BirdLog for Android retires on Monday, December 14
BirdLog for Android was recently replaced by eBird Mobile. In advance of this release, we reached out to BirdLog users to inform everyone that support will soon end for BirdLog, and we are writing with a final reminder. That time is nearing; BirdLog for Android will no longer be supported after Monday, December 14. Please download eBird Mobile in order to continue submitting your checklists from the field.
Here’s what you need to do:
Submit all of your pending checklists from BirdLog. After December 14th you may not be able to submit them!
eBird Mobile for Android was released about a week ago. I have a Samsung Galaxy S4 on hand, so I downloaded it for a test run. First impression – looks superficially similar to the iOS app and gets the job done by allowing Android users to submit observations from the field, but is different in a few ways.
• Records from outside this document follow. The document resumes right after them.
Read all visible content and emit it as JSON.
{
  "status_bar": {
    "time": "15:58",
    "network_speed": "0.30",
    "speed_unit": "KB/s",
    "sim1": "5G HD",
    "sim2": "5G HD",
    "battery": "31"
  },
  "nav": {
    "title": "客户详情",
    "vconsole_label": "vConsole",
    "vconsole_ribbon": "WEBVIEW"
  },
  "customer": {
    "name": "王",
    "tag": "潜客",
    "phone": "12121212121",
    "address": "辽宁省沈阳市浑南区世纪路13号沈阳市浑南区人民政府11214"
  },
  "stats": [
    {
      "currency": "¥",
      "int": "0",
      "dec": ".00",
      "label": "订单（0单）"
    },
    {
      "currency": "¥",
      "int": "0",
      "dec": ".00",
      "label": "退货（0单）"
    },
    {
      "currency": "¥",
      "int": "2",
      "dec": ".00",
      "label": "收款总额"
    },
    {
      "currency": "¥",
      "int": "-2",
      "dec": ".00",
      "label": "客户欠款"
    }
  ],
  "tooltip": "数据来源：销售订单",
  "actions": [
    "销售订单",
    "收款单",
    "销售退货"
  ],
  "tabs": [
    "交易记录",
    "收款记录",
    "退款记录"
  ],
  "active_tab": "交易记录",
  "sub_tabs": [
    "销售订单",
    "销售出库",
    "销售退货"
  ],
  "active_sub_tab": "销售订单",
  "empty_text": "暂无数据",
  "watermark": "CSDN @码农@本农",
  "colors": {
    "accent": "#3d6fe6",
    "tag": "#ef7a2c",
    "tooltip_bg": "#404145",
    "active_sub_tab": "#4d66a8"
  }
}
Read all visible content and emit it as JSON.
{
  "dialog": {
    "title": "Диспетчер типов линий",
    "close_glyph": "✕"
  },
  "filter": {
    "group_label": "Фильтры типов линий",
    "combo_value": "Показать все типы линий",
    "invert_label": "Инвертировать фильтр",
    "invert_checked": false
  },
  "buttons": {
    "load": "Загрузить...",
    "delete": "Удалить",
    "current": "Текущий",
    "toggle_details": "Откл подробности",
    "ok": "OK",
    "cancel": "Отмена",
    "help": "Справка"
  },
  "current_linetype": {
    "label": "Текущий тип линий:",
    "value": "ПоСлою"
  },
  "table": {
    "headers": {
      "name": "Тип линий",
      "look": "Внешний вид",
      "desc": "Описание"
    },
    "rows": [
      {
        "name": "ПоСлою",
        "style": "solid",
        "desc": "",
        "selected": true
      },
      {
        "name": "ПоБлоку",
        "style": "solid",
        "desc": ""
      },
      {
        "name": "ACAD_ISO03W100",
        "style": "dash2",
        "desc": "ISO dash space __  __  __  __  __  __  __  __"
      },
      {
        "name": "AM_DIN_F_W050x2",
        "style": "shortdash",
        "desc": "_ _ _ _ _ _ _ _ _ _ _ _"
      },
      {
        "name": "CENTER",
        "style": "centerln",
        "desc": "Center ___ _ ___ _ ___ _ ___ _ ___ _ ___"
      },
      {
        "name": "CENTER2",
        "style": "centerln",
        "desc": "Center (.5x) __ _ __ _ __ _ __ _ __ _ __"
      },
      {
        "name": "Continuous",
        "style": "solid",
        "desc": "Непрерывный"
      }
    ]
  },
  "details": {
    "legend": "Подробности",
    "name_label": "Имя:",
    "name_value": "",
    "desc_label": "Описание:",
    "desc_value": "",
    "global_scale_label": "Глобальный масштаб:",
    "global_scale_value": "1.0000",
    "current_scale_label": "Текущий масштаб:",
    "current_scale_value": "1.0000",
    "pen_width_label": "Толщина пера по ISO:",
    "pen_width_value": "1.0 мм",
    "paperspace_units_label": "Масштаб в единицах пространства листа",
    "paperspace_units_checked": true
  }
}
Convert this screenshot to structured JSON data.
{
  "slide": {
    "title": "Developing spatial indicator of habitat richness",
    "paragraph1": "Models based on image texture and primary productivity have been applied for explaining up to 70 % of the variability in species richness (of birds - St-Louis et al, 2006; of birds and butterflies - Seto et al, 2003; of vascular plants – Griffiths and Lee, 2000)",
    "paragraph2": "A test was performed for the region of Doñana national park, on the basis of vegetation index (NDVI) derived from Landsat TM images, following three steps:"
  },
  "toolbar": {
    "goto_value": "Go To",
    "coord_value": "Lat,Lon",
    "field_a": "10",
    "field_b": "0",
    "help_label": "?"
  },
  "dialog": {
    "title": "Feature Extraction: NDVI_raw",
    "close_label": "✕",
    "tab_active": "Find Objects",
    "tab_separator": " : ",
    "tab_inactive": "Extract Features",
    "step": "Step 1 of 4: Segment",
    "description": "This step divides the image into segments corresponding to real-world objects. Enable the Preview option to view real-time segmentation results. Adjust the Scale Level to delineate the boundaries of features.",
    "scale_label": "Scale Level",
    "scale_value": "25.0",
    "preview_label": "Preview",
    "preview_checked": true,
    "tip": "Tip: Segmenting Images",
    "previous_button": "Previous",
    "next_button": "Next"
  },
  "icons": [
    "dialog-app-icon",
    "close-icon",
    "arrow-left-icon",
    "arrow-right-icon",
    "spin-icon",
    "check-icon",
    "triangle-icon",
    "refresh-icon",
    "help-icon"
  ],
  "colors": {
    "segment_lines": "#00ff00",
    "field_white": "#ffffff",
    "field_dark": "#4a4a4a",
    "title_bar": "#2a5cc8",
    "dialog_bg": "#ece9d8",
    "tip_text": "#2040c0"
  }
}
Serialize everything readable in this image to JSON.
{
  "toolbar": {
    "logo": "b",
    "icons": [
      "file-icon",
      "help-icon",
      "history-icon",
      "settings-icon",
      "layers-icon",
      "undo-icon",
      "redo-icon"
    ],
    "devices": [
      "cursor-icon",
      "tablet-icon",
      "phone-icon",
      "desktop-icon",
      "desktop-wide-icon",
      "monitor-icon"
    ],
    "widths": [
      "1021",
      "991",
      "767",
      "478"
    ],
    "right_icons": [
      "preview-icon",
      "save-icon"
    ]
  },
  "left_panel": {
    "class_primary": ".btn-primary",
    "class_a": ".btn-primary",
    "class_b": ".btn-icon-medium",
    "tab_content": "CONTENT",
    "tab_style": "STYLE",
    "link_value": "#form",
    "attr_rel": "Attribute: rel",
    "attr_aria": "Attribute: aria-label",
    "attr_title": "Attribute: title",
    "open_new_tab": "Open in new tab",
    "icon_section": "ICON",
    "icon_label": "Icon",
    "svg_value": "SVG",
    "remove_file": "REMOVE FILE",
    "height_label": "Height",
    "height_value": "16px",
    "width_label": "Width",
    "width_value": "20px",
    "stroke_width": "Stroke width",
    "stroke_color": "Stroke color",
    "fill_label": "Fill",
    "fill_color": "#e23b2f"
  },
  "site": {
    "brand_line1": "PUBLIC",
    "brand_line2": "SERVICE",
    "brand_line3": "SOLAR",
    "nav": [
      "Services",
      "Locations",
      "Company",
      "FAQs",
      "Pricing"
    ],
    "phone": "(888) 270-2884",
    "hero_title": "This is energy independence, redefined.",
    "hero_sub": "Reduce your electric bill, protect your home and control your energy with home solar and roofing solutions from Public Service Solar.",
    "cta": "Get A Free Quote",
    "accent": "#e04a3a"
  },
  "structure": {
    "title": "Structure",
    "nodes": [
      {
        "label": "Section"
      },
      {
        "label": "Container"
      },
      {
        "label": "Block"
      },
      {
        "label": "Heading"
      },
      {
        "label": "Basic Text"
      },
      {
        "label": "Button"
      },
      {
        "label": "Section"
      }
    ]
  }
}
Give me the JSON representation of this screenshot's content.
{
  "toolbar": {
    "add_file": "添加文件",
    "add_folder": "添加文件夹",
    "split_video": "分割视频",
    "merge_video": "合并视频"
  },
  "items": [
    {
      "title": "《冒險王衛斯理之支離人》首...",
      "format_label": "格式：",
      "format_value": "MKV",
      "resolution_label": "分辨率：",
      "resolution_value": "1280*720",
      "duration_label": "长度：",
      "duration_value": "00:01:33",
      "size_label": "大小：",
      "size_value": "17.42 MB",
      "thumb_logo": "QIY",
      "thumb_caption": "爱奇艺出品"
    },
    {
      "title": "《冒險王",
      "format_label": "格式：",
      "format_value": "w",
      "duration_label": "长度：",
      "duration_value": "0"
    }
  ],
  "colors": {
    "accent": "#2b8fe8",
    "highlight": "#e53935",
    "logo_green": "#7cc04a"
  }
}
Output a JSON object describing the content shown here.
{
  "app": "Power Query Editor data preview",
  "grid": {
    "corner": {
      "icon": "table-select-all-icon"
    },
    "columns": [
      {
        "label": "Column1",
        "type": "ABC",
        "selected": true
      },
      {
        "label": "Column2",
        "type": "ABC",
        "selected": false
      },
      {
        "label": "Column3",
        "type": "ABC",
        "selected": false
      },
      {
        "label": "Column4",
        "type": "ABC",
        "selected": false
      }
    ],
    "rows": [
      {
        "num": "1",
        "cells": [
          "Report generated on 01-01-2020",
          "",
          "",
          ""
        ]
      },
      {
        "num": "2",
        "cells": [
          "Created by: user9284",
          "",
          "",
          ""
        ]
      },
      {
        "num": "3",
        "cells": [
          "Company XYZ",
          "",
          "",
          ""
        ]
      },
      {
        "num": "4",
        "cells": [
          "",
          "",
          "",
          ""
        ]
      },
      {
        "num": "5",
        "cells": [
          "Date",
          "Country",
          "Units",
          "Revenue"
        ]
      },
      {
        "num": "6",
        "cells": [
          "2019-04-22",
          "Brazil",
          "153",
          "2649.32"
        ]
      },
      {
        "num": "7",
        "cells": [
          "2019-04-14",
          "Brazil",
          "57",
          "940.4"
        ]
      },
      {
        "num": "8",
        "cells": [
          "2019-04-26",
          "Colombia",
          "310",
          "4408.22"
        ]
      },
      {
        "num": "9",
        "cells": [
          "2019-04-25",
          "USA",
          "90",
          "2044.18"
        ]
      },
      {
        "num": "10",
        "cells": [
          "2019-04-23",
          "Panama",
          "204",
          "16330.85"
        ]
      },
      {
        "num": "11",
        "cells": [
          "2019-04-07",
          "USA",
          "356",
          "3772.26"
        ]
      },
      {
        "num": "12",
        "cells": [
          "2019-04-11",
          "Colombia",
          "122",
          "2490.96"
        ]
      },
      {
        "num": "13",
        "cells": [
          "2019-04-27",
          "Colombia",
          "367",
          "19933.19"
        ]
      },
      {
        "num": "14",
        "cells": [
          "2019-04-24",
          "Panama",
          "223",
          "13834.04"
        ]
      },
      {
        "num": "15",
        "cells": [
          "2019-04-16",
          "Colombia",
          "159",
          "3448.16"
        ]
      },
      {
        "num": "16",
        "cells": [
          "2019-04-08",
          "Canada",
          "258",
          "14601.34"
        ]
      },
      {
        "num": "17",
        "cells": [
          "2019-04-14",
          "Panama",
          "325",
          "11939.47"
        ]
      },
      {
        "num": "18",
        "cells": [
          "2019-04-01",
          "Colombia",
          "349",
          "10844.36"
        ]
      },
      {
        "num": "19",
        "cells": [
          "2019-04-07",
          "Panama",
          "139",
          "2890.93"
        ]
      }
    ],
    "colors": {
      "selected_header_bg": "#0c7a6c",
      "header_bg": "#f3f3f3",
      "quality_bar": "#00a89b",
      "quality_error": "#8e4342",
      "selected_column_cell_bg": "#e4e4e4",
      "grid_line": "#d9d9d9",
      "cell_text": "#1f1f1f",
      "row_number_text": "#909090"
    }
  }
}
The process for submitting a checklist is similar to that of BirdLog, but seems a bit more clunky than the iOS app, which is smooth and streamlined.
The app follows this workflow (be sure to click on the photos in the gallery for a blown up screenshot of each step):
Start a checklist – easy and simple.
Choose a location – choose from a recent location, location from a map, create a offline checklist, choose a new personal location, choose a nearby hotspot, search hotspots by place, or choose a nearby personal location.
A cool feature of this app, which is faster than it is in the iOS app, is that you can easily switch between list and map view when choosing a nearby hotspot.
Choose date and time of checklist – this is a bit more clunky than it is in the iOS app, but is easy enough.
Tallying species is as easy as tapping the area left of the species name. Doing so will give a “one” count for each tap and increase with additional taps. When actually tapping on a species to add details or high numbers, I was a bit turned off. There is a line for number observed, a box for choose “X” (which no one should do ever), and a comments section. I’m not sure why, but this feature in the iOS app seems much simpler and more appealing to the eye. This could be due to differences in iOS and Android systems. Additionally, there are tabs for all species ever recorded and also a “checked” species tab.
Review and submit – the normal info, including are you submitting a complete checklist, observation type, number of observers, duration, distance, and checklist comments. The only thing missing here is the list of “checked” species, which is on the same page in the iOS app. Also, there is no tab/button on the screen to go back to the list of species. You have to use the phone’s “back” function.
Overall, I am very happy with this app from Team eBird. I look forward to future updates that make the app less clunky and hopefully more similar to the iOS app.
BirdsEye Apps (Nature at your Fingertips) is offering 50% off annual memberships for the next few days through their online store. They offer World, North America, South America, Mexico, Central America, and the Caribbean, Asia, Australia, Europe and the Western Palearctic, Africa, and Hawaii and the South Pacific memberships along with a suite of nature apps for iOS and Android devices.
The Audubon Bird Guide App is now free for mobile devices. The songs and calls in this app are nearly identical to that of other birding apps, such as The Sibley Guide to Birds. Visit this site for more information.